“Come and get your mama. I’m going to need you to be the man of the house for a little while. Take care of your sister too. I’ll be back to check on you.” He didn’t wait for a response. He didn’t address my mother at all. He walked out the door and closed it behind him.
My mother used the sleeve of her shirt to wipe her face, leaving brown and black smudges on it. Then she closed her eyes, fanned her face with her hands, and let out a long sigh. And as if nothing had ever happened, she asked, “What’d the letter say?”
“Huh? What letter?” I asked, confused.
She didn’t say anything more, but waited until I caught on to what she was referring to.

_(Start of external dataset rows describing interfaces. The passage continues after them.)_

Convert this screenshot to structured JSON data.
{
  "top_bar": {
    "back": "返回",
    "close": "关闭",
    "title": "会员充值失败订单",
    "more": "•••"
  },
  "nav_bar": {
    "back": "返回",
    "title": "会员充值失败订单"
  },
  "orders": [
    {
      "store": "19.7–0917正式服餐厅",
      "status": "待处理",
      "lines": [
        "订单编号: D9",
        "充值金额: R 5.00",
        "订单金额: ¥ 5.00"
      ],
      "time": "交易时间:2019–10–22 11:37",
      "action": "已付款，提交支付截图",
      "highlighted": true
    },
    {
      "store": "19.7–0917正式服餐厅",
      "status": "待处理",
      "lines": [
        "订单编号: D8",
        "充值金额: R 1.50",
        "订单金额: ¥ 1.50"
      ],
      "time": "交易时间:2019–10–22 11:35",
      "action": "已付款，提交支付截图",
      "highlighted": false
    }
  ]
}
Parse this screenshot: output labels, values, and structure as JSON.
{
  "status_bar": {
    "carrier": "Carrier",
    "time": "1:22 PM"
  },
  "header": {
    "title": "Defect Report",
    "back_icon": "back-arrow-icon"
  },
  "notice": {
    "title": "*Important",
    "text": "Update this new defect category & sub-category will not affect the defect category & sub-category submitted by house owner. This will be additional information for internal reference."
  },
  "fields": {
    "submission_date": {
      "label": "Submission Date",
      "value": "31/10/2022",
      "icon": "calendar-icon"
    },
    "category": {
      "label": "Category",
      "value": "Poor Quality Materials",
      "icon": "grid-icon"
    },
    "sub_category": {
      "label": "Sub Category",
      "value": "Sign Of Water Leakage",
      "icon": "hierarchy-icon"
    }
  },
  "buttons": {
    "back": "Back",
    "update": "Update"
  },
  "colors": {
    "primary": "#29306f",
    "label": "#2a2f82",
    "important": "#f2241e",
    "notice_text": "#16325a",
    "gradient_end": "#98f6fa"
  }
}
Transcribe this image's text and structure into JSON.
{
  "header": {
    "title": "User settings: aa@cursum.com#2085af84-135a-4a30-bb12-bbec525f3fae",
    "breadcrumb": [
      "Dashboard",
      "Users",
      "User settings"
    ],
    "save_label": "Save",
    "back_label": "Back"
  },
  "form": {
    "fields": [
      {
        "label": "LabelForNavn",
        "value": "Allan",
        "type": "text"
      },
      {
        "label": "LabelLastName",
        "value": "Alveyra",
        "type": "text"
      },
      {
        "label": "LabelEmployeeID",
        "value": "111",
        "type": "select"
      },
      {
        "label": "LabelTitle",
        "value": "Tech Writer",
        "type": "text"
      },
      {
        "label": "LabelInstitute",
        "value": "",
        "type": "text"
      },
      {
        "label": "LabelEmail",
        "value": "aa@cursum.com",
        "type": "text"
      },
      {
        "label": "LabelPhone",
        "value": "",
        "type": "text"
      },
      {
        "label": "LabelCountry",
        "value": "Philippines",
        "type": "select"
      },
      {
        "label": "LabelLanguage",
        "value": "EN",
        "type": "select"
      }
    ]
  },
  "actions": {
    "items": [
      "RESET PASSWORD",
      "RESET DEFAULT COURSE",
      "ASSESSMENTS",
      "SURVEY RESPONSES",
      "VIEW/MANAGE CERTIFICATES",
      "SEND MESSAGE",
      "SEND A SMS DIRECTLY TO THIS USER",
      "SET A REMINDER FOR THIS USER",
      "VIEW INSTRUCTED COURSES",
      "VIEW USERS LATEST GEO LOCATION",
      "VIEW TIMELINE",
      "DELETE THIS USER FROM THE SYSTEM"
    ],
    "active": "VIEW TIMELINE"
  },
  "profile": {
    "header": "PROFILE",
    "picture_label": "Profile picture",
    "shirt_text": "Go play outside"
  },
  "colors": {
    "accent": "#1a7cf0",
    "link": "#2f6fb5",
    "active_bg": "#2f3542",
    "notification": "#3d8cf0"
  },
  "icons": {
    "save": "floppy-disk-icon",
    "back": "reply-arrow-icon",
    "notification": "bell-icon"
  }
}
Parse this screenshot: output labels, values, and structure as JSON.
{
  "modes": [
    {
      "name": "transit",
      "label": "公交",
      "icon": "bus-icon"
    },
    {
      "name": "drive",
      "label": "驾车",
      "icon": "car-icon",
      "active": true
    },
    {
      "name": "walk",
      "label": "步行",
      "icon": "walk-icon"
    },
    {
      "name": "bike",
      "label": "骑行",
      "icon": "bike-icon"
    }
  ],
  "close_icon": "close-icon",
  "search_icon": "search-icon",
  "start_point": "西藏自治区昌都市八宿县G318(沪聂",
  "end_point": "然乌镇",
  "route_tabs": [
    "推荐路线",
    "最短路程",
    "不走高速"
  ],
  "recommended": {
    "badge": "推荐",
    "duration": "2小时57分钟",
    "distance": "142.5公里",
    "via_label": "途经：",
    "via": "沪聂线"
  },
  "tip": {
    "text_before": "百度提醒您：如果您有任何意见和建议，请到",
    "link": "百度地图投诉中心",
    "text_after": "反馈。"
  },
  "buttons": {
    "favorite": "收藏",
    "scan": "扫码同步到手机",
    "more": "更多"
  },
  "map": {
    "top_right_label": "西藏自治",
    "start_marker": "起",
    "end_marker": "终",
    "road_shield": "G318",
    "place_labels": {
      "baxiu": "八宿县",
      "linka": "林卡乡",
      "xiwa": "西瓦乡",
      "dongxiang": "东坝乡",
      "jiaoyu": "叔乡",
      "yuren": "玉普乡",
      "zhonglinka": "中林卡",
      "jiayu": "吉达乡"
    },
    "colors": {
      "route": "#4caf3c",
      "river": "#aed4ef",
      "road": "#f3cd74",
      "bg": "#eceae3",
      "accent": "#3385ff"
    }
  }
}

“Oh, it said I got accepted,” I said dryly. Although I was excited, it just didn’t seem right to celebrate getting accepted to Texas A&M when my father had just walked out the door, most likely for good now that he’d gone off and married Marian.
“Well, that’s good for you, son. I guess you’re gonna be an Aggie man just like your daddy.” She tried to smile. “That’s really good news, honey.”
Just like my daddy? I can’t express how much over the years I grew to despise those four words: just like your daddy. You look just like your daddy. You act just like your daddy. You’re stubborn just like your daddy. Truth be told, I couldn’t wait to leave it all behind. When I became a man, I wasn’t going to be shit like Luther Bennett.
“I … um … I want you to take me to see your father.”
“Let me finish, young lady,” she snapped. “This thing with you and your father, it needs to end. And I think—”
“No,” I repeated, cutting her off.
“If something happens to him and you—”
“No!” I cut her off again.
My mind was full of other awful things to say. I bit my lip to keep from spewing them out. I was one of those people who had a nonstop express line from my mind to my mouth. Whatever came to mind was definitely going to come tumbling out of my mouth. And there was nothing saintly going on in my mind at the mention of visiting my father. I had long ago grown extremely weary of the crusade to bring me and my alleged sperm donor back together.
“You can go by yourself. It’s only twenty minutes from your house. And I haven’t been to see Luther in…“
The truth is, I’d never gone to see that man. And I never planned on going either. Luther had been in that nursing home—hopefully, rotting away—for ten years and I proudly boasted a cumulative total of zero visits, about the same number of times he came to visit me when I was in living in Ennis. Fair exchange is no robbery.
“Luther? Since when did you start referring to your father as Luther? Mind your manners, Lynne. You know we raised you better than that.”
“Sorry, Mom. You’re right, Grandma raised me better,” I countered. “And I guessed you had something to do with raising me too.” I imagined my mother squirming at the cheap shot I took at her expense. She deserved it. “Why do you want to go see him anyway? I heard about the last time. Marian doesn’t want you there. I don’t think it would be a good idea.”
“Of course I remember, and I don’t want to discuss that anymore. I want to go and I want you to take me. I’ll be ready about eight on Saturday, so I expect to see you pulling into my driveway. Don’t be late.”
**COMING MAY 20, 2014**